Even though nowadays a tagine refers to any kind of Moroccan stew whether cooked in a tagine or not and whether on a charcoal brazier or a stove, the authentic method, still religiously observed by villagers throughout Morocco, remains unsurpassed. Because of the time constraints of modern life, most people cook their tagine on the stovetop. The traditional method is nowadays a treat reserved for holidays and other special occasions.
I love the earthy flavors a tagine lends to anything cooked within its confines but you don’t need to have one to make this utterly satisfying dish. A heavy-bottomed pot will yield fantastic results as well and cook more quickly.
This is an easy vegetable tagine that takes less than ten minutes to prepare and leaves you time to relax as it slowly simmers over low heat. Perhaps your New Year’s resolution has been to eat more vegetables. If so, you’ll find it easier to stick to with this savory chermoula vegetable tagine.

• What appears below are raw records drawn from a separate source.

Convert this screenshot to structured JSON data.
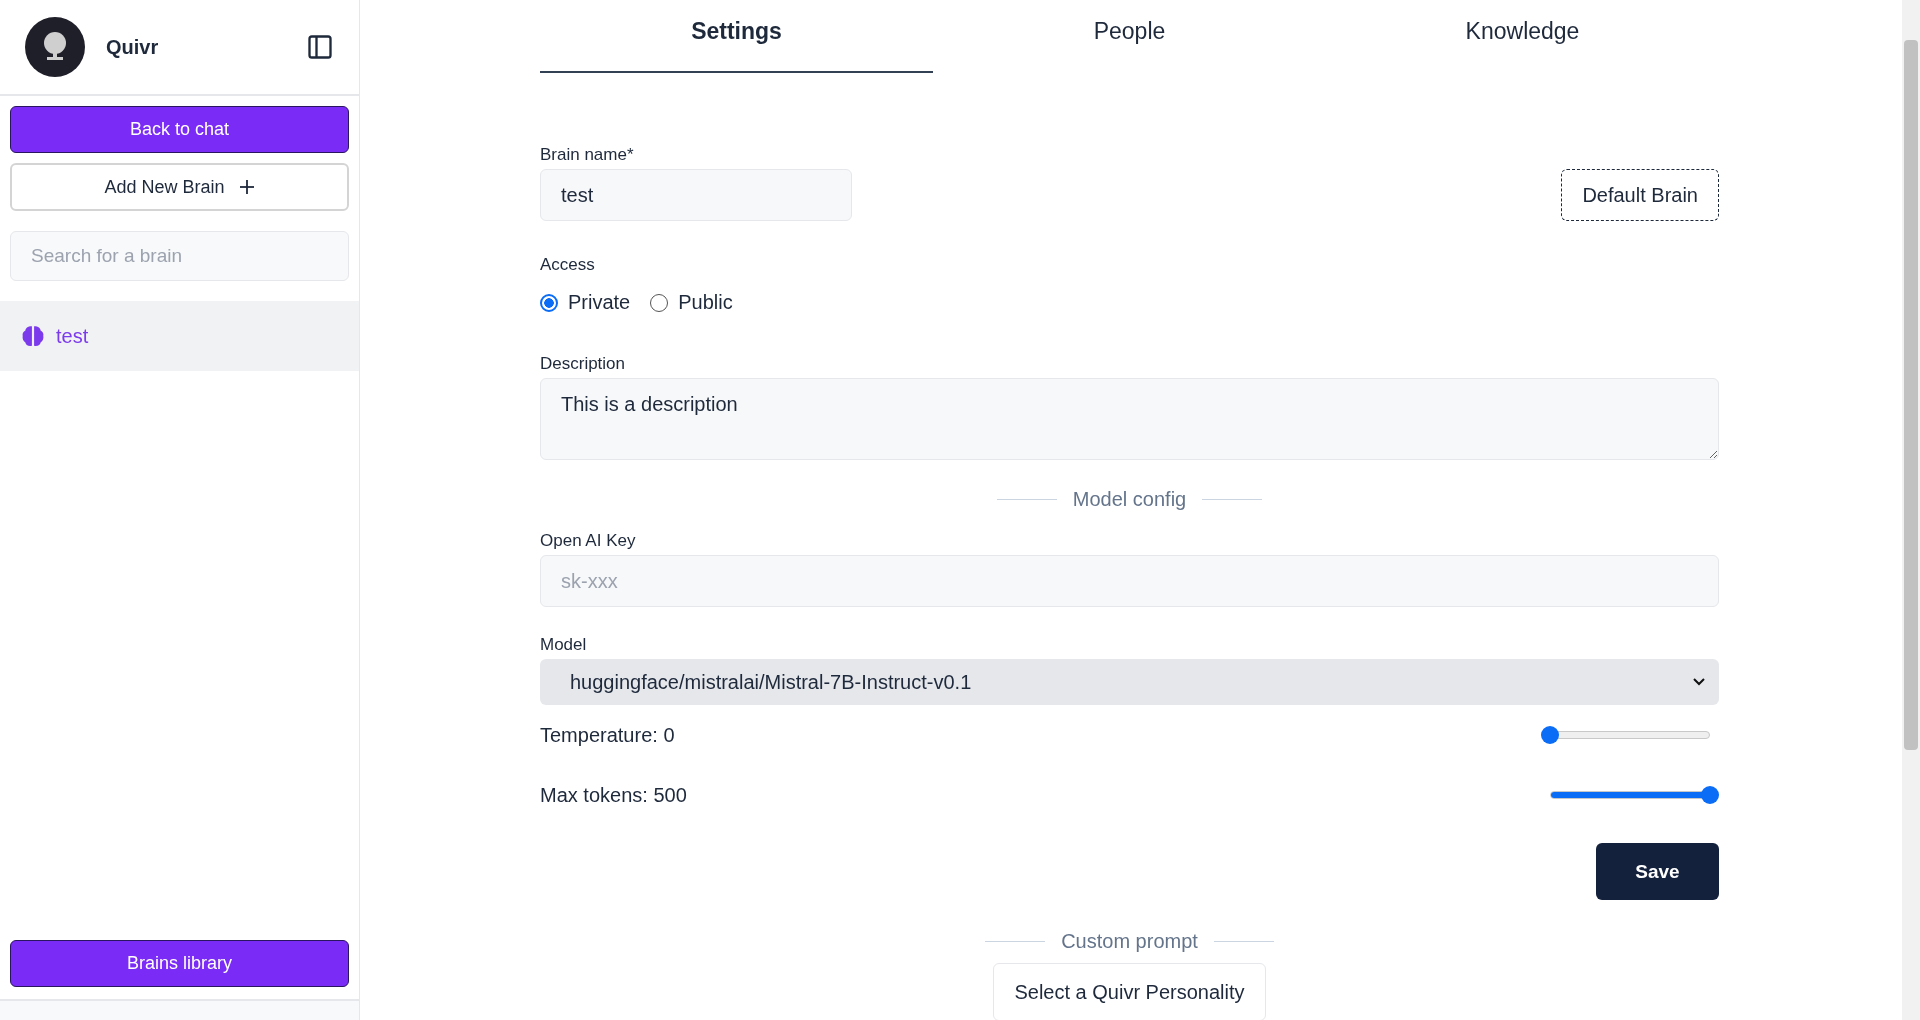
{
  "sidebar": {
    "app_name": "Quivr",
    "back_button": "Back to chat",
    "add_button": "Add New Brain",
    "search": {
      "placeholder": "Search for a brain"
    },
    "brains": [
      {
        "name": "test",
        "selected": true
      }
    ],
    "library_button": "Brains library"
  },
  "tabs": [
    {
      "label": "Settings",
      "selected": true
    },
    {
      "label": "People",
      "selected": false
    },
    {
      "label": "Knowledge",
      "selected": false
    }
  ],
  "settings": {
    "brain_name": {
      "label": "Brain name*",
      "value": "test"
    },
    "default_button": "Default Brain",
    "access": {
      "label": "Access",
      "options": [
        {
          "label": "Private",
          "selected": true
        },
        {
          "label": "Public",
          "selected": false
        }
      ]
    },
    "description": {
      "label": "Description",
      "value": "This is a description"
    },
    "model_config_heading": "Model config",
    "openai_key": {
      "label": "Open AI Key",
      "placeholder": "sk-xxx"
    },
    "model": {
      "label": "Model",
      "value": "huggingface/mistralai/Mistral-7B-Instruct-v0.1"
    },
    "sliders": [
      {
        "label": "Temperature: 0",
        "level": 0
      },
      {
        "label": "Max tokens: 500",
        "level": 1
      }
    ],
    "save_button": "Save",
    "custom_prompt_heading": "Custom prompt",
    "personality_button": "Select a Quivr Personality"
  }
}
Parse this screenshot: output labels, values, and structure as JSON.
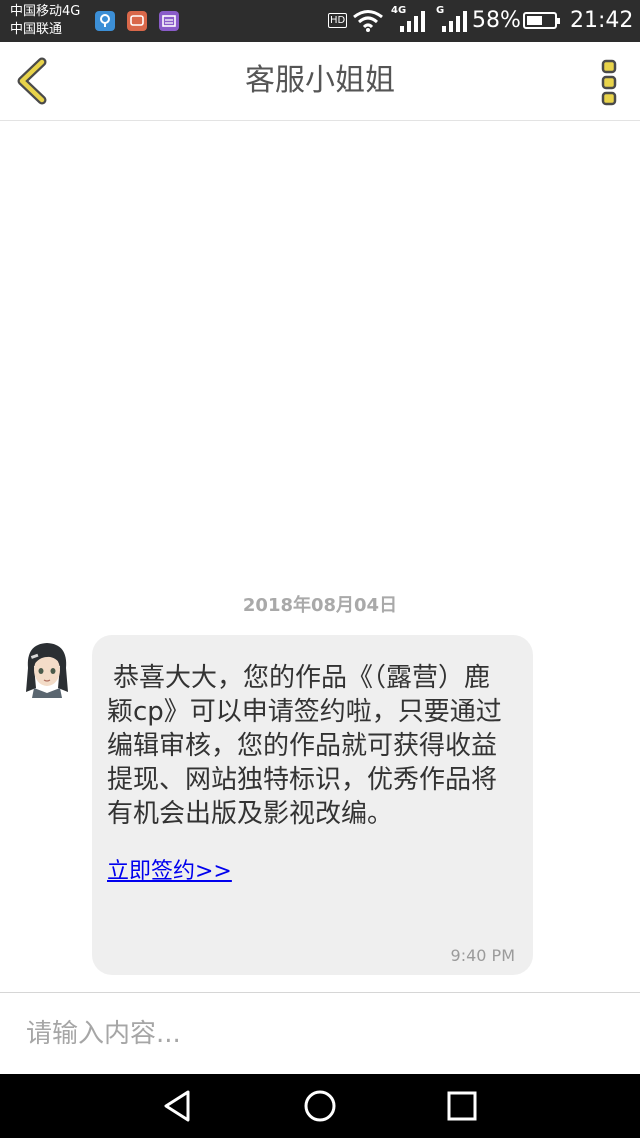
{
  "status_bar": {
    "carrier_1": "中国移动4G",
    "carrier_2": "中国联通",
    "hd_label": "HD",
    "net_1": "4G",
    "net_2": "G",
    "battery_percent": "58%",
    "battery_level": 0.58,
    "time": "21:42",
    "notification_icons": [
      "location-app-icon",
      "message-app-icon",
      "list-app-icon"
    ]
  },
  "header": {
    "title": "客服小姐姐",
    "back_icon": "chevron-left-icon",
    "menu_icon": "vertical-dots-icon",
    "accent_color": "#e8d34a"
  },
  "chat": {
    "date": "2018年08月04日",
    "messages": [
      {
        "sender": "avatar",
        "text": "恭喜大大，您的作品《（露营）鹿颖cp》可以申请签约啦，只要通过编辑审核，您的作品就可获得收益提现、网站独特标识，优秀作品将有机会出版及影视改编。",
        "link": "立即签约>>",
        "time": "9:40 PM"
      }
    ]
  },
  "input": {
    "placeholder": "请输入内容...",
    "value": ""
  },
  "nav_bar": {
    "icons": [
      "back-triangle-icon",
      "home-circle-icon",
      "recents-square-icon"
    ]
  }
}
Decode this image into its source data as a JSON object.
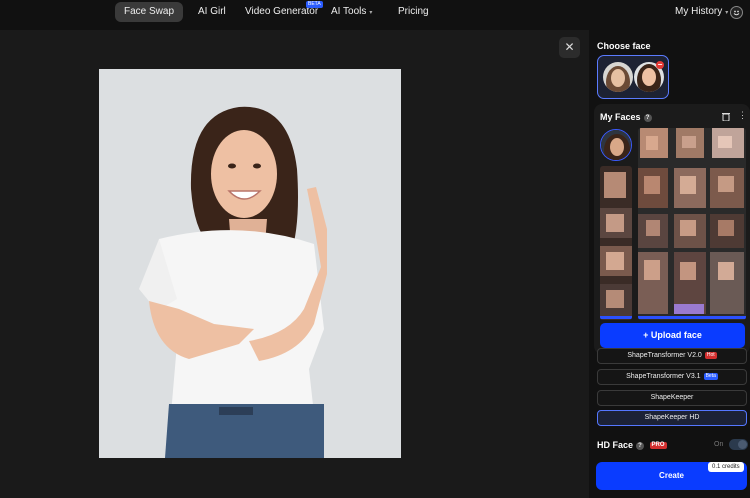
{
  "nav": {
    "items": [
      {
        "label": "Face Swap",
        "active": true
      },
      {
        "label": "AI Girl"
      },
      {
        "label": "Video Generator",
        "badge": "BETA"
      },
      {
        "label": "AI Tools"
      },
      {
        "label": "Pricing"
      }
    ],
    "history_label": "My History"
  },
  "viewer": {
    "close_glyph": "✕"
  },
  "panel": {
    "choose_face_title": "Choose face",
    "minus_glyph": "−",
    "my_faces_title": "My Faces",
    "help_glyph": "?",
    "upload_label": "+ Upload face",
    "models": [
      {
        "label": "ShapeTransformer V2.0",
        "tag": "Hot",
        "tag_color": "#d32f2f"
      },
      {
        "label": "ShapeTransformer V3.1",
        "tag": "Beta",
        "tag_color": "#2a5cff"
      },
      {
        "label": "ShapeKeeper"
      },
      {
        "label": "ShapeKeeper HD",
        "selected": true
      }
    ],
    "hd_face_label": "HD Face",
    "pro_badge": "PRO",
    "toggle_state_label": "On",
    "create_label": "Create",
    "credits_label": "0.1 credits"
  },
  "colors": {
    "accent": "#0a3cff",
    "hot": "#d32f2f",
    "beta": "#2a5cff"
  }
}
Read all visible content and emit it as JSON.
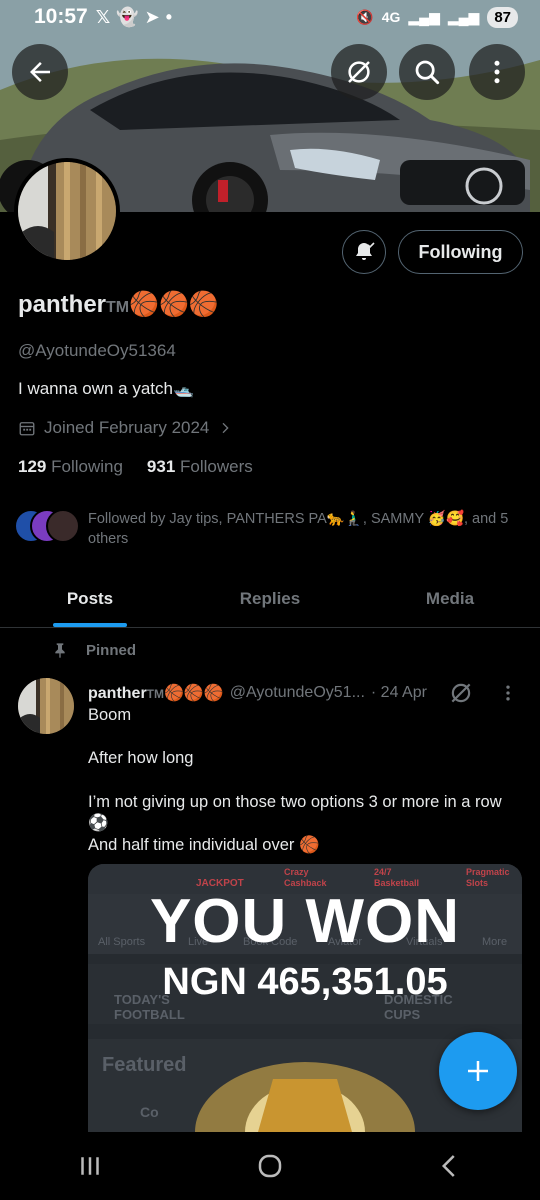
{
  "status_bar": {
    "time": "10:57",
    "network": "4G",
    "battery": "87"
  },
  "profile": {
    "display_name": "panther",
    "tm": "TM",
    "name_emoji": "🏀🏀🏀",
    "handle": "@AyotundeOy51364",
    "bio": "I wanna own a yatch🛥️",
    "joined": "Joined February 2024",
    "following_count": "129",
    "following_label": "Following",
    "followers_count": "931",
    "followers_label": "Followers",
    "follow_button_label": "Following",
    "followed_by": "Followed by Jay tips, PANTHERS PA🐆🧎‍♂️, SAMMY 🥳🥰, and 5 others"
  },
  "tabs": [
    {
      "label": "Posts",
      "active": true
    },
    {
      "label": "Replies",
      "active": false
    },
    {
      "label": "Media",
      "active": false
    }
  ],
  "post": {
    "pinned_label": "Pinned",
    "author_name": "panther",
    "author_tm": "TM",
    "author_emoji": "🏀🏀🏀",
    "author_handle": "@AyotundeOy51...",
    "date": "· 24 Apr",
    "lines": [
      "Boom",
      "After how long",
      "I’m not giving up on those two options 3 or more in a row",
      "⚽",
      "And half time individual over 🏀"
    ],
    "media": {
      "headline": "YOU WON",
      "amount": "NGN 465,351.05",
      "bg_labels": [
        "JACKPOT",
        "Crazy Cashback",
        "24/7 Basketball",
        "Pragmatic Slots",
        "All Sports",
        "Live",
        "Book Code",
        "Aviator",
        "Virtuals",
        "More",
        "TODAY'S FOOTBALL",
        "DOMESTIC CUPS",
        "Featured",
        "Co"
      ]
    }
  },
  "colors": {
    "accent": "#1d9bf0",
    "text_primary": "#e7e9ea",
    "text_secondary": "#71767b",
    "background": "#000000"
  }
}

In my last post on how to roast garlic, I hinted about soup. Well, I rather casually mentioned soup among other dishes, but my goal, really, was to get you to think of soup, think of roasted garlic, then think of the two together. It was sort of a trial balloon to see how well you would react to that match. You, excellent readers with excellent taste, quickly caught on what a great match that would be, and many of you even commented that you were planning to make soup with roasted garlic. Thank goodness for smart readers.
So, here it is, my friends. A great soup with cauliflower and roasted garlic, very creamy, very delicious. Do give it a try.
The transformation garlic undergoes upon roasting is simply amazing to me. Changing from strong and pungent to buttery and caramelized with a simple procedure makes it my “go-to” flavoring whenever I want a quick extra something to add to my savory dishes. I love it in soups and spreads or simply tossed into sauces.
This week has been marked by many celebrations: a new year, a birthday (my twentieth – thank you very much for asking!) and a special letter. It was heartwarming to hear from friends I haven’t seen in years. But the letter…
The letter, my friends, was the nicest I have received this year. It came from a student of mine whom I didn’t even think liked me. In fact, she rolled her eyes at me every time I looked at her, and in good proud Oujdi I rolled mine right back at her. Far was I from thinking that she would write me such kind words, wishing me such wonderful things.
The New Year seems to be already bringing new beginnings.
Mquila, a specialty of Rabat, and a meat delicacy not quite as hard core as khlii, but very very flavorful nonetheless. The secrets to good mquila are ground coriander—lots of it!—and many many hours of marinating.
The typical way to make mquila is cooking any kind of beef or lamb meat with a small amount of suet. I stepped away from that method by skipping the suet and using skirt steak which is beautifully marbled with fat, flavorful and quick to cook.
This couscous promises you so many great things, if only you believe!
Thousands of couscous grains for abundance.
Pomegranate for hope.
Apples for health.
Pineapple for friendship.
Ras el hanout for bedroom bliss.
Onion for wisdom.
Garlic to ward off evil (vampires too!).
Honey for much sweetness in the New Year.
Happy 2012! It will be a fabulous one!